Extroverted Complexity Theory

Papadimitriou describes the "extroverted side of complexity theory" as "an applied mathematical discipline whose function is to gain insights into the problems of the natural, social, and applied and engineering sciences."

Expository work. The following monograph was inspired by all the great results in communication complexity that explain why so many natural algorithmic goals are impossible.

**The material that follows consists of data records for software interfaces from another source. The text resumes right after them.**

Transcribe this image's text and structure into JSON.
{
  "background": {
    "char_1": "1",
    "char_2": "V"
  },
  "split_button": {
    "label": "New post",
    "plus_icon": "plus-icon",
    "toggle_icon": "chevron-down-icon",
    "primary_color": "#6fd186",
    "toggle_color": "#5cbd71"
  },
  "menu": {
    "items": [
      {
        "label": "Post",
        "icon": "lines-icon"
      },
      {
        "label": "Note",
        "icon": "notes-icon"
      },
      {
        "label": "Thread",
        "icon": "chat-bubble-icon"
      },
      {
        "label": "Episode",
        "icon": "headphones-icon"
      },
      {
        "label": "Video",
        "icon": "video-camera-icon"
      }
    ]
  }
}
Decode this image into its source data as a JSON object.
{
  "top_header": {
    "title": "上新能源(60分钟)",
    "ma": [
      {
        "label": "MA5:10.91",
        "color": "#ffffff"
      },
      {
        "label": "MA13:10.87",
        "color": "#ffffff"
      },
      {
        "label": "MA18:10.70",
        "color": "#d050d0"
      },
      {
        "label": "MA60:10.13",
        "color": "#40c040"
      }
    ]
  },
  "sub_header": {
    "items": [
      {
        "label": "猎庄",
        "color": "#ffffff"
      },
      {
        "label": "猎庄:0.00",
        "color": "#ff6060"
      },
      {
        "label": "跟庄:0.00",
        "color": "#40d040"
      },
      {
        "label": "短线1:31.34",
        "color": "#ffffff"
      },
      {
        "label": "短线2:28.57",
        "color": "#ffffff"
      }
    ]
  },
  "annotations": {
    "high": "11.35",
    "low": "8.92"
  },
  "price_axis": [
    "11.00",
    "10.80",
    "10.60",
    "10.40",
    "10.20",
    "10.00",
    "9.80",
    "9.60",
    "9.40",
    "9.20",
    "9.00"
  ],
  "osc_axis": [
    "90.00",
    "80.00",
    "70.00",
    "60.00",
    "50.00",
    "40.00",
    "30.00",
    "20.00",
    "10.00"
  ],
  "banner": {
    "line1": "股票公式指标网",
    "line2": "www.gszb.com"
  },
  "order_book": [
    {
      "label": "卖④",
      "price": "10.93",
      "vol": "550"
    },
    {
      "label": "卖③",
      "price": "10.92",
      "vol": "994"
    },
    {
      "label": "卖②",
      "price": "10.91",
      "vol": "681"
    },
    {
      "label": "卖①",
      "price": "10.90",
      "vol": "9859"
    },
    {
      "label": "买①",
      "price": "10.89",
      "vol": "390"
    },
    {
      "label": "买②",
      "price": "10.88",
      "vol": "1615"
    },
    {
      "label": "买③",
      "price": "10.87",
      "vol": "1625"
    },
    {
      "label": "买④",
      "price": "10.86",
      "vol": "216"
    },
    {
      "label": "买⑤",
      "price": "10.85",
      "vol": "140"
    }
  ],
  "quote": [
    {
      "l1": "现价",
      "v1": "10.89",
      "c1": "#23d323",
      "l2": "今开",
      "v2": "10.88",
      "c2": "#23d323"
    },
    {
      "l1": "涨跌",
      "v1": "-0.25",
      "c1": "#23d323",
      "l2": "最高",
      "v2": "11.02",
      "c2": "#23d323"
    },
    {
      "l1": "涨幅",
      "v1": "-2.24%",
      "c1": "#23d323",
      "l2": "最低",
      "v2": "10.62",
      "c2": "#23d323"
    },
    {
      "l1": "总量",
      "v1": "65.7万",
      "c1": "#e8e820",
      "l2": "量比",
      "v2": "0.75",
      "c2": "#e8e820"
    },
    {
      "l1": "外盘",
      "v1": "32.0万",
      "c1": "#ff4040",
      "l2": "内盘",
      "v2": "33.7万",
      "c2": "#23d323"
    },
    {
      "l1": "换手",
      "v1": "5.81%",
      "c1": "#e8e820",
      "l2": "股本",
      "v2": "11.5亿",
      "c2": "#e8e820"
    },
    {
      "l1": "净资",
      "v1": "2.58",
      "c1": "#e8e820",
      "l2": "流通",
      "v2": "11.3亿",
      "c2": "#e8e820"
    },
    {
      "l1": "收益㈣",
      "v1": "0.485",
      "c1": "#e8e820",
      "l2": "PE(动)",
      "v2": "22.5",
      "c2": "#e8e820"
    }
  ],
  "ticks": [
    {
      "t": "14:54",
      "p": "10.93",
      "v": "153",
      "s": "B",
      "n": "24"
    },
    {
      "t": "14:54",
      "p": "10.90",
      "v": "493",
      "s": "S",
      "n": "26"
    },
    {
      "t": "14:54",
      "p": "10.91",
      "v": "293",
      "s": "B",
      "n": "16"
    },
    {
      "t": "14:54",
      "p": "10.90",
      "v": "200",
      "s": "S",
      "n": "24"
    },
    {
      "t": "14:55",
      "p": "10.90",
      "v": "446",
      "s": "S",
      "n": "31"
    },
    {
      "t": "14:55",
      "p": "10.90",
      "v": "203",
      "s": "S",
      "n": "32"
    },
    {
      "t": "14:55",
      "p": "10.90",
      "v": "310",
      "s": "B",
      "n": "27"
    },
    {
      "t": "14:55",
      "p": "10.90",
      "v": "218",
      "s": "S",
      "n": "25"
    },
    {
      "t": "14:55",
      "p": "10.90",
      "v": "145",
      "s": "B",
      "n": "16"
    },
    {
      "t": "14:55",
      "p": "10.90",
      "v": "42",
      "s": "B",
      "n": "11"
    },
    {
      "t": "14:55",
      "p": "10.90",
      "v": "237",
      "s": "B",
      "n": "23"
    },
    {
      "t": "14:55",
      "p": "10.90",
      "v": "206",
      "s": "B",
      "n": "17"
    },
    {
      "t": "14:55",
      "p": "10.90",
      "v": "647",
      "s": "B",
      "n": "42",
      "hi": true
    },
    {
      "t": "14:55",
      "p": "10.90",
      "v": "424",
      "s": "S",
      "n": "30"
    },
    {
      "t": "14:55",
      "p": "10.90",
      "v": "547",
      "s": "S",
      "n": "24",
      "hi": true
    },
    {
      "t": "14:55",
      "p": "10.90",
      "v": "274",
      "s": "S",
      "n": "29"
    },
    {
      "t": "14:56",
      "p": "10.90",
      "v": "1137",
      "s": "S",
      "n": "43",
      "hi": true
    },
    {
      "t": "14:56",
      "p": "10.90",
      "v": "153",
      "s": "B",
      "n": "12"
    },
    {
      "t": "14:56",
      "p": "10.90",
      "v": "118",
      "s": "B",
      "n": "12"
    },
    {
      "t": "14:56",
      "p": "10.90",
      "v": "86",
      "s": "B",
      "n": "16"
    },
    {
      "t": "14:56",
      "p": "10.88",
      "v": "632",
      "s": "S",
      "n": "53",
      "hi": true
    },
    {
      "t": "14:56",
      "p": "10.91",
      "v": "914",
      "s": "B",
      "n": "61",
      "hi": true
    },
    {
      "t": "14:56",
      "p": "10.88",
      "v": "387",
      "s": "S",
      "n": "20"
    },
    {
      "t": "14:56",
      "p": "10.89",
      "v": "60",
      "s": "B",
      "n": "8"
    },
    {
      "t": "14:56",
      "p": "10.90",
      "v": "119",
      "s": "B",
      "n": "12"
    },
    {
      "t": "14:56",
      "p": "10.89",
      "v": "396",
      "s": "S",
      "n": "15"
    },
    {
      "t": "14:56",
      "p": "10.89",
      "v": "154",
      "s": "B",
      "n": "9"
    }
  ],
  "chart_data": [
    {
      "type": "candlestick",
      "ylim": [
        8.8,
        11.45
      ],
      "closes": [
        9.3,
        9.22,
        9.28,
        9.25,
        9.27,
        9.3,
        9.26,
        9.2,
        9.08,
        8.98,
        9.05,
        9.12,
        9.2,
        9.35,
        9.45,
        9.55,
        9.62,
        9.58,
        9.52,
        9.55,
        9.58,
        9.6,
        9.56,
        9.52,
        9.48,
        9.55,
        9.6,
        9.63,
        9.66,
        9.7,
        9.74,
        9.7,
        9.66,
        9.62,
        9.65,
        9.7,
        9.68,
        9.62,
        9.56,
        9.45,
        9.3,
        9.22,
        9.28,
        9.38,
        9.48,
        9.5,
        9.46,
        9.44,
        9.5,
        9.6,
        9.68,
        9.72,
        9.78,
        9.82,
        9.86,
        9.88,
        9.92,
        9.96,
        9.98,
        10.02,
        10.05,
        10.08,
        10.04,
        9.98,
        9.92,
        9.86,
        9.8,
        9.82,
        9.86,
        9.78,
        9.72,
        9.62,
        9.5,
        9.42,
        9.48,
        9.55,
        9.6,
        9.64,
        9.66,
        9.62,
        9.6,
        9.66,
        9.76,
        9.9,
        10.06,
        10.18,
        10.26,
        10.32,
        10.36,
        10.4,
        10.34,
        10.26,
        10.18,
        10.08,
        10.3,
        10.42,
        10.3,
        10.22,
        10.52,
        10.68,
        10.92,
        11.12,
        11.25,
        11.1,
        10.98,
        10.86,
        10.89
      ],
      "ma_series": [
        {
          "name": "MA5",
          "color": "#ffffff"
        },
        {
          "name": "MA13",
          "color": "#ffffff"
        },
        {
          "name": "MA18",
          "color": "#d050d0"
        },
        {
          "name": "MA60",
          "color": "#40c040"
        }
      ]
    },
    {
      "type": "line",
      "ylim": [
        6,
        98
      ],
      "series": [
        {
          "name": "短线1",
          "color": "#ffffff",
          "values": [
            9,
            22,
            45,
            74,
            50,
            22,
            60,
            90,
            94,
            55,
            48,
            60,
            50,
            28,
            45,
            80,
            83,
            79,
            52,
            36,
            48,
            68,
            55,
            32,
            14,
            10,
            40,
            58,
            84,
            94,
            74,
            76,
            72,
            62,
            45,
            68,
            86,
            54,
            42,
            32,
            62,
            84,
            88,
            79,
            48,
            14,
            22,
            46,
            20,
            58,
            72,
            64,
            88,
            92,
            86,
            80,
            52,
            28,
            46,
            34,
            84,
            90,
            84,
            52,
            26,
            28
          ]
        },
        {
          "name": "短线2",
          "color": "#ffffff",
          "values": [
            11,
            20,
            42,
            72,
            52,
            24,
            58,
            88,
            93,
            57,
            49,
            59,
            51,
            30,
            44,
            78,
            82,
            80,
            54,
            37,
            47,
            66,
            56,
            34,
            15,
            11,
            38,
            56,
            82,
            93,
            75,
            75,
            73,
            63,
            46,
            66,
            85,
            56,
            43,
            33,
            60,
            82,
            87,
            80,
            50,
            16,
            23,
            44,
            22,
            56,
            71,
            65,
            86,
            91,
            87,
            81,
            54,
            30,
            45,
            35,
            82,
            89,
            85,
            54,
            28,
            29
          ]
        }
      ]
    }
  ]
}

Another monograph surveys the state-of-the-art (circa 2018) in applying complexity theory to investigate and critique equilibrium concepts in game theory: Complexity-theoretic barriers in economics. "Complexity barriers" can be used to prove impossibility results in economics and elsewhere. The following survey and talk give overviews of my recent work in the area. My interest in this area started with the following paper, which uses communication complexity to make precise an old rule of thumb in multi-item auction design: simple auctions (like selling items separately) do not work well when there are strong synergies across items. One of the most basic notions in economics is that of a competitive equilibrium, which comprises prices for items that equalize supply and demand. In a market with divisible goods (milk, wheat, etc.), a competitive equilibrium exists under reasonable assumptions. Many markets with indivisible goods (houses, wireless spectrum licenses, airport landing slots, etc.), however, can fail to possess a competitive equilibrium. The following paper uses computational complexity to explain the rampant non-existence of such equilibria. Border's theorem is a basic result in auction theory that characterizes everything that can happen at equilibrium in any single-item auction. This characterization has not been generalized much beyond single-item auctions, despite significant effort. The following paper gives a complexity-theoretic explanation for this. Connecting massively parallel computation to circuit complexity. Switching application domains, the following paper considers modern parallel computation, as exemplified by MapReduce and Hadoop. It has been a challenge to understand which problems require a large number of synchronized rounds of parallel computation to solve. The following paper proves some general but modest lower bounds, and explains why stronger lower bounds have not been forthcoming: proving better lower bounds would imply a major breakthrough in circuit complexity. PSPACE hides in simple ML algorithms. Finally, the following two papers (inspired by Disser-Skutella) use complexity theory to explain why two of the most central algorithms in machine learning---the k-means method and online gradient descent, respectively---do not have good (worst-case) guarantees. The reason? Both inadvertantly solve PSPACE-complete problems along the way.